Materials provided:
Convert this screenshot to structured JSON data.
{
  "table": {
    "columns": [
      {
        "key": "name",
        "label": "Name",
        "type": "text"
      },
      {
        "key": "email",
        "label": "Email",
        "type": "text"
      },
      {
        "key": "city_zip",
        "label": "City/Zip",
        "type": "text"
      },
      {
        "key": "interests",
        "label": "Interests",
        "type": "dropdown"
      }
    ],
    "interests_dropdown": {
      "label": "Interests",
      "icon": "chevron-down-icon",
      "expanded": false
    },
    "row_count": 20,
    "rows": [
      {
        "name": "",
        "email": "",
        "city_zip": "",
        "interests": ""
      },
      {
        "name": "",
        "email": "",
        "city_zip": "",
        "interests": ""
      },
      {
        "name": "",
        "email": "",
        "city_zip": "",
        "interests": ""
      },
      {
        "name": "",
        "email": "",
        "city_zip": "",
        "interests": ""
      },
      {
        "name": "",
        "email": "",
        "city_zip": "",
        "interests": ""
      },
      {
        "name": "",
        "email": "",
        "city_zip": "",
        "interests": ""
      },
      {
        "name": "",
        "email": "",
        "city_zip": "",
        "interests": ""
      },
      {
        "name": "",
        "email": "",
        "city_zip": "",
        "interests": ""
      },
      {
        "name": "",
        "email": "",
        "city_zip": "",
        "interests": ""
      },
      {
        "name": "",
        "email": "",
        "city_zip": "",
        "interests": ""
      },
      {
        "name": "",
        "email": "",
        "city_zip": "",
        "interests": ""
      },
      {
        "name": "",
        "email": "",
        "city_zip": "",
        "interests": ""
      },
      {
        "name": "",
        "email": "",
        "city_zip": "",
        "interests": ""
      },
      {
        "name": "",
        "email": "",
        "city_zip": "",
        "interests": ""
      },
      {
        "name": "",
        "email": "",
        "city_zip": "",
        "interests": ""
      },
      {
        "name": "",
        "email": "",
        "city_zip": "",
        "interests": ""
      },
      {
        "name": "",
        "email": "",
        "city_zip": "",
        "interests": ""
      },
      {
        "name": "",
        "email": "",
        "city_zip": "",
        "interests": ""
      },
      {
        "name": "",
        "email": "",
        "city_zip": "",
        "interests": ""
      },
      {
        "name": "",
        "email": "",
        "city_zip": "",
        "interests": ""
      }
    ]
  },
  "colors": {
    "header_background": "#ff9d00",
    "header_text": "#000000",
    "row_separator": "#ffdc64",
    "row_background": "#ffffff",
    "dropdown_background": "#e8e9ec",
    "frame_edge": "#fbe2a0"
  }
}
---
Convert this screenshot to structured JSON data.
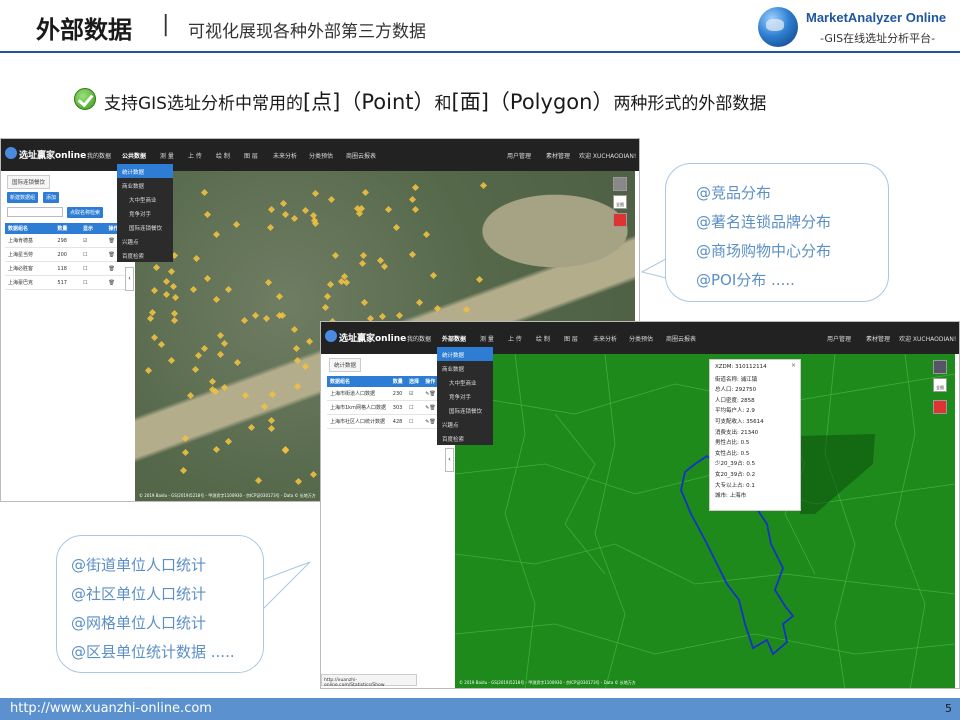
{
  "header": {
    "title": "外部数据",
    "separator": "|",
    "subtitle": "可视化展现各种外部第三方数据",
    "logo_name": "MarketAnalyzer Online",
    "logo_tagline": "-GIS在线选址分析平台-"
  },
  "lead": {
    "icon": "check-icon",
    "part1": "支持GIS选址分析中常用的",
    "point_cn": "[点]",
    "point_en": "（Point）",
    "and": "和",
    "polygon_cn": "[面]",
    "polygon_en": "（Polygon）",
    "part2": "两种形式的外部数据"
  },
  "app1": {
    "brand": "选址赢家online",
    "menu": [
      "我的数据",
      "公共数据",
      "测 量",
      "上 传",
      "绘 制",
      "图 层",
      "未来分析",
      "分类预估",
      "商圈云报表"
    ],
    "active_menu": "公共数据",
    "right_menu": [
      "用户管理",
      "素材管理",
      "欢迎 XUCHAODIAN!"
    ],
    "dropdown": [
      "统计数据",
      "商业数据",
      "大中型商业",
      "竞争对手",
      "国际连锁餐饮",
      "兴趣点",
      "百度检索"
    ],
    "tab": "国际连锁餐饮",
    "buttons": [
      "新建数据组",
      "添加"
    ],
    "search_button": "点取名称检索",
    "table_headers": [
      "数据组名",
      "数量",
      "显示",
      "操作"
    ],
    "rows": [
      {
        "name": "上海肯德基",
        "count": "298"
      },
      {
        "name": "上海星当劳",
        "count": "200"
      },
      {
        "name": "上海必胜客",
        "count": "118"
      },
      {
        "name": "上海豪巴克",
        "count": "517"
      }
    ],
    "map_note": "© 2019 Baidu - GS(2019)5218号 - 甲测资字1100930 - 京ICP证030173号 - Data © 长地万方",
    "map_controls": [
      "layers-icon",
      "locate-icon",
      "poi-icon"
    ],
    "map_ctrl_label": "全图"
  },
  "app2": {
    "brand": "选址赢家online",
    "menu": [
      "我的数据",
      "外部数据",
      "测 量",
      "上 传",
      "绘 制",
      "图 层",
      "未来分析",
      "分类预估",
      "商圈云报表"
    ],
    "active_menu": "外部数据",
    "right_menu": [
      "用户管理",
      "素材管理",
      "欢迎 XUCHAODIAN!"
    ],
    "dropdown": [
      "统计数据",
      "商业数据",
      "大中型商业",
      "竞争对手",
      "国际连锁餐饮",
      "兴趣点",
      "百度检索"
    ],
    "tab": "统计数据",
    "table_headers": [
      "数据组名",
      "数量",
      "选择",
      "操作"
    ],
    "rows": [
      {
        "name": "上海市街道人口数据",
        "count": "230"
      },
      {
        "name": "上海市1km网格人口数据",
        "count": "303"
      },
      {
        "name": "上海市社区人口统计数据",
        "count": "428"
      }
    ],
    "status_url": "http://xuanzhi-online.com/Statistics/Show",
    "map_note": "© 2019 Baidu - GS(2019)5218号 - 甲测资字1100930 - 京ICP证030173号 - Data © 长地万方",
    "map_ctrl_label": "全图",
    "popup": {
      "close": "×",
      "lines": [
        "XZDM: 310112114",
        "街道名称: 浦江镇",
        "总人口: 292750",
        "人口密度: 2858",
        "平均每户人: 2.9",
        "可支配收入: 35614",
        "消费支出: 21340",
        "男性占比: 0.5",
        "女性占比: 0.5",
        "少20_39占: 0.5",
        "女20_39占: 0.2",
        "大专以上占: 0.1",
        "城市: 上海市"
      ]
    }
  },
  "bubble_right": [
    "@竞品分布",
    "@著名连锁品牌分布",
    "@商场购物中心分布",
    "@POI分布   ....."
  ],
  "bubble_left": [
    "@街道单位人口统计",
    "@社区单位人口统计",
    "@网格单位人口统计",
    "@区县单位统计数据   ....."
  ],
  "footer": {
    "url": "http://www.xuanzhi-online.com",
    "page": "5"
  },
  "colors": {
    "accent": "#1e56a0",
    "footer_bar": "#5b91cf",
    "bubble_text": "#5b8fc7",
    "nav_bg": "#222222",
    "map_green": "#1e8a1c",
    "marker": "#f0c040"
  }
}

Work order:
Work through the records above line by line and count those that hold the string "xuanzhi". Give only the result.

Task output:
2